7. Give Yourself Social Media Breaks
I’m not suggesting that you waste all of your time on puppy GIFs and your friends’ gossip, but go ahead and block out some time to space out for a few minutes. I know how hard it is to give yourself this permission, but unless your boss is a complete monster, chances are that he’s doing the same—even if it’s not on his calendar.
8. Text Someone You Care About
My closest friends and I are all in different cities, so we use an app to update each other on life things…and tell bad jokes. And when you’re miserable at your job, those moments can be a lifesaver.
9. Leave When You Know You Can Leave
I know it’s not possible to leave at 5 PM every night (or, ever). But when you’ve wrapped up everything you needed to do, go ahead and get the heck out of the office. And if you’re staying late all the time, create a calendar event for each weeknight to remind you to leave.

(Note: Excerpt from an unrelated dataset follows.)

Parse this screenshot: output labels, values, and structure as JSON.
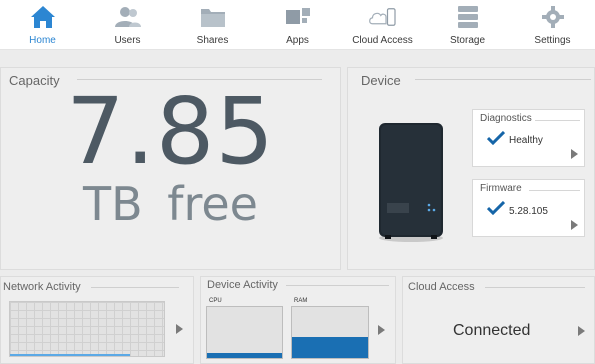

10. Take Your Work Email Off Your Phone
I’ve never reported to a boss who said that checking email on the weekends was required. So if your manager doesn’t mandate this, don’t do it to yourself. Looking at your inbox during your free time will only build up stress for the upcoming Monday.
And if your boss still sends weekend emails, check out these templates to get her to stop.
11. Write Out What You Dislike About Your Job
Sometimes there’s so much wrong with your work situation that it all gets jumbled together into one big mess. But writing out exactly what you dislike can help guide how you move forward.
Don’t like talking to customers? You’ll know that your next search (whenever you decide you can start it) should probably focus on jobs that would take you away from those kinds of roles, rather than putting you into another one.
12. Build Your Quitting Timeline
Want to quit your job? You’re not alone. But you can set yourself apart by simply writing down an action plan to quit.
If you have a contract, confirm your end-date and create a quitting timeline around it. But if you’re at-will, figure out when you want to leave and design your to-do list around that date. More importantly, make sure you’re doing something every weekend to achieve it.
13. Learn Something New
This tip has two parts. For your next job, figure out if there are any skills that you’d need to be an even stronger candidate. Then, research and practice the heck out of those things. Your work might not manifest itself in a new role ASAP, but this is a great way to stick to your established quitting timeline.
But also, don’t be afraid to do something fun for yourself. In the past, I’ve taken my crappy jobs as reasons for learning how to cook new things. It might be a different hobby for you, and that’s totally OK. Find something that relaxes you, and give yourself the freedom to learn it.
14. Reach Out to People in Your Network (and Tell Them About Your Plans)
I know—weekends, right? Can you think of any time that’s less ideal for networking?
Well, unless your miserable job is to sit around searching for a new gig, you probably can’t dedicate a lot of hours to searching during the week. So, set aside a little time on the weekend to write those networking emails you want to write. That way, when you’re ready to really kick off the search, you won’t have to re-activate your network.
Oh, and if you’re afraid of getting lost in the shuffle, save your drafts and schedule them to go out on Monday morning instead.
If I had a cure for the way you feel about work, I’d ask for your mailing address and send it to you right this second. But unfortunately, that’s just not realistic. Still, a few simple tweaks to your approach can make you feel a little less anxious about being stuck at a bad job.
Your work might be miserable, but that doesn’t mean every second of your day has to be, too.
Photo of person thinking courtesy of Hero Images/Getty Images.
Richard Moy is a Content Marketing Writer at Stack Overflow. He has spent the majority of his career in talent management, including a stint as a full-cycle recruiter and hiring manager. In addition to the career advice he contributes to The Muse, he also writes test prep and higher education marketing content for The Economist. Say hi on Twitter @rich_moy.More from this Author